• **What you should do**
Each of the entries beneath this task should be written out exactly.

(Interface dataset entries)
"""

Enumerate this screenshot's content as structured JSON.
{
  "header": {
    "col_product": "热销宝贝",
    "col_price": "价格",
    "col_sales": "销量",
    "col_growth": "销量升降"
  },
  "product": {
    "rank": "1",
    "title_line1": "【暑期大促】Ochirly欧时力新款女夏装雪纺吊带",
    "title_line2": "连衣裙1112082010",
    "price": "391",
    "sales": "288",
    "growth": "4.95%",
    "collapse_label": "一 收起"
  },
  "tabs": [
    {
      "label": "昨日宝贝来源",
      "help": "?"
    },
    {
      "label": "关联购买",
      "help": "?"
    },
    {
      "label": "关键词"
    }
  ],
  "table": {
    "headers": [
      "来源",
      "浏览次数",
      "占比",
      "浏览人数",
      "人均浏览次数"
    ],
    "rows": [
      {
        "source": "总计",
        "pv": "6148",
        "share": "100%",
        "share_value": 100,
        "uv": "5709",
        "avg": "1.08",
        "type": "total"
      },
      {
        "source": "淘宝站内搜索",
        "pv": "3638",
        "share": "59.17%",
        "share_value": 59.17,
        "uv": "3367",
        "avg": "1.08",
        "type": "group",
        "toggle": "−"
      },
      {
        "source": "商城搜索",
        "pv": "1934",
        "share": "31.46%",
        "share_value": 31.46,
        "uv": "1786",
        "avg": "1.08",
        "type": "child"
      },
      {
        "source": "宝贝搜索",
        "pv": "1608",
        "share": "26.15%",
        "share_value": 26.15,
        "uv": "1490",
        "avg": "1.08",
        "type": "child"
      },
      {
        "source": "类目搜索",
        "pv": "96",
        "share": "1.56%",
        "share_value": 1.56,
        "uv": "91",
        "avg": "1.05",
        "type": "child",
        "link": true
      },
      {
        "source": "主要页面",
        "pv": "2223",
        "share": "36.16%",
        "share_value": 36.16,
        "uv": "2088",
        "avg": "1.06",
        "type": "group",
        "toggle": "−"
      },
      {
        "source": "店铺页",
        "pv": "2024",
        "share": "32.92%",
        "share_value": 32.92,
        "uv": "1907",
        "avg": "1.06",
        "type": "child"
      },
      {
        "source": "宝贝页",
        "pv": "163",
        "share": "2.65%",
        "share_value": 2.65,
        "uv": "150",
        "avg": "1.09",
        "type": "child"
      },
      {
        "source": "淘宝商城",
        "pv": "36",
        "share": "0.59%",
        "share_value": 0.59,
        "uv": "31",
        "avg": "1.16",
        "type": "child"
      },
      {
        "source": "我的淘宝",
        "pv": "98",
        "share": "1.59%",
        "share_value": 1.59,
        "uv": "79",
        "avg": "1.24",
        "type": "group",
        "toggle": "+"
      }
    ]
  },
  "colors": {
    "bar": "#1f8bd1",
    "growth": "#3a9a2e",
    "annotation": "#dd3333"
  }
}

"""

• **Solution to this task**
Enumerate this screenshot's content as structured JSON.
{
  "header": {
    "col_product": "热销宝贝",
    "col_price": "价格",
    "col_sales": "销量",
    "col_growth": "销量升降"
  },
  "product": {
    "rank": "1",
    "title_line1": "【暑期大促】Ochirly欧时力新款女夏装雪纺吊带",
    "title_line2": "连衣裙1112082010",
    "price": "391",
    "sales": "288",
    "growth": "4.95%",
    "collapse_label": "一 收起"
  },
  "tabs": [
    {
      "label": "昨日宝贝来源",
      "help": "?"
    },
    {
      "label": "关联购买",
      "help": "?"
    },
    {
      "label": "关键词"
    }
  ],
  "table": {
    "headers": [
      "来源",
      "浏览次数",
      "占比",
      "浏览人数",
      "人均浏览次数"
    ],
    "rows": [
      {
        "source": "总计",
        "pv": "6148",
        "share": "100%",
        "share_value": 100,
        "uv": "5709",
        "avg": "1.08",
        "type": "total"
      },
      {
        "source": "淘宝站内搜索",
        "pv": "3638",
        "share": "59.17%",
        "share_value": 59.17,
        "uv": "3367",
        "avg": "1.08",
        "type": "group",
        "toggle": "−"
      },
      {
        "source": "商城搜索",
        "pv": "1934",
        "share": "31.46%",
        "share_value": 31.46,
        "uv": "1786",
        "avg": "1.08",
        "type": "child"
      },
      {
        "source": "宝贝搜索",
        "pv": "1608",
        "share": "26.15%",
        "share_value": 26.15,
        "uv": "1490",
        "avg": "1.08",
        "type": "child"
      },
      {
        "source": "类目搜索",
        "pv": "96",
        "share": "1.56%",
        "share_value": 1.56,
        "uv": "91",
        "avg": "1.05",
        "type": "child",
        "link": true
      },
      {
        "source": "主要页面",
        "pv": "2223",
        "share": "36.16%",
        "share_value": 36.16,
        "uv": "2088",
        "avg": "1.06",
        "type": "group",
        "toggle": "−"
      },
      {
        "source": "店铺页",
        "pv": "2024",
        "share": "32.92%",
        "share_value": 32.92,
        "uv": "1907",
        "avg": "1.06",
        "type": "child"
      },
      {
        "source": "宝贝页",
        "pv": "163",
        "share": "2.65%",
        "share_value": 2.65,
        "uv": "150",
        "avg": "1.09",
        "type": "child"
      },
      {
        "source": "淘宝商城",
        "pv": "36",
        "share": "0.59%",
        "share_value": 0.59,
        "uv": "31",
        "avg": "1.16",
        "type": "child"
      },
      {
        "source": "我的淘宝",
        "pv": "98",
        "share": "1.59%",
        "share_value": 1.59,
        "uv": "79",
        "avg": "1.24",
        "type": "group",
        "toggle": "+"
      }
    ]
  },
  "colors": {
    "bar": "#1f8bd1",
    "growth": "#3a9a2e",
    "annotation": "#dd3333"
  }
}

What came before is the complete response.